Supreme Court justice swears in 17 Boyle officials
Seventeen of Boyle County’s newly elected officials made history by gathering in front of Kentucky’s first courthouse at Constitution Square and took their oath of office in a non-partisan ceremony Monday evening.
A large crowd of family members and well-wishers were also there to witness “history in the making,” according to Boyle County Judge-Executive elect Howard Hunt.
He said the ceremony was special because it was being held at “the birthplace of Kentucky.”
“I’m just excited beyond words to see everybody here,” Hunt said. “We’re swearing in constables, magistrates, jailers, sheriffs, coroners, deputy coroners and mayors.”
He added that he was also impressed that Gary Chidester, who opposed him in November’s general election and lost by only 15 votes, was also attending the event. He said that showed how Chidester is supportive of not only the office of judge-executive, but of Hunt as well.

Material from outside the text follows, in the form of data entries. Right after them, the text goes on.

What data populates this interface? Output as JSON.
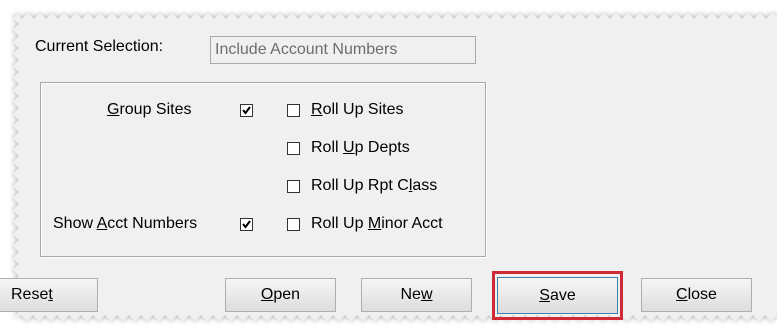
{
  "current_selection": {
    "label": "Current Selection:",
    "value": "Include Account Numbers"
  },
  "options": {
    "group_sites": {
      "label_before": "",
      "mnemonic": "G",
      "label_after": "roup Sites",
      "checked": true
    },
    "show_acct_numbers": {
      "label_before": "Show ",
      "mnemonic": "A",
      "label_after": "cct Numbers",
      "checked": true
    },
    "roll_up_sites": {
      "label_before": "",
      "mnemonic": "R",
      "label_after": "oll Up Sites",
      "checked": false
    },
    "roll_up_depts": {
      "label_before": "Roll ",
      "mnemonic": "U",
      "label_after": "p Depts",
      "checked": false
    },
    "roll_up_rpt_class": {
      "label_before": "Roll Up Rpt C",
      "mnemonic": "l",
      "label_after": "ass",
      "checked": false
    },
    "roll_up_minor_acct": {
      "label_before": "Roll Up ",
      "mnemonic": "M",
      "label_after": "inor Acct",
      "checked": false
    }
  },
  "buttons": {
    "reset": {
      "label_before": "Rese",
      "mnemonic": "t",
      "label_after": ""
    },
    "open": {
      "label_before": "",
      "mnemonic": "O",
      "label_after": "pen"
    },
    "new": {
      "label_before": "Ne",
      "mnemonic": "w",
      "label_after": ""
    },
    "save": {
      "label_before": "",
      "mnemonic": "S",
      "label_after": "ave"
    },
    "close": {
      "label_before": "",
      "mnemonic": "C",
      "label_after": "lose"
    }
  },
  "colors": {
    "dialog_background": "#f0f0f0",
    "highlight_border": "#cf2b36",
    "checkmark": "#000000"
  }
}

“It’s a compliment to him,” Hunt said.
Presiding over the ceremony was Kentucky Supreme Court Justice Laurance B. VanMeter.
Boyle County Republican Chair Tom Tye said, “We understand that this will be the first such ceremony in perhaps more than 100 years” at that location.
“This Danville/Boyle County setting has extraordinary significance,” he said.
The original log courthouse was built at Constitution Square site in 1784 and housed the Supreme Court of the Kentucky and the Constitutional Conventions which led to Kentucky’s statehood in June of 1792.
Tye said after the swearing in that he knew it was going to be a large crowd and estimated it to be between 100 and 150 people.
“I’m pleased that it’s such a diverse crowd,” he said, referring to Democrats and Republicans who attended.
He added that “it shows unity” within the community and of the elected officials. “I think this bodes well. I really think it does.”
Speaking to the crowd surrounding the old log courthouse before the ceremony, Tye said, “These guys have to swear they have never fought a duel, and you’re going to have a little chuckle there.”
Then VanMeter added, “The anti-dueling part comes in from the 1850 Constitution. So we’re under the 1891 Constitution right now. And I promise you it’s been countlessly debated in Frankfort … all the time,” because it seems to be an anachronism or antiquated oath.
“But what it really does is it signifies our respect of the rule of law and that we do not commit our differences anymore to the duel of fire. We submit them to the court system. So when I get to the dueling part, everybody likes to snicker — like you’ve already done. But I would ask you not to do that and think about what the purpose of it is and how long it goes back in our tradition.”
Editor’s note: This is the third in a series of stories highlighting discussions during a recent Danville City Commission/management team... read more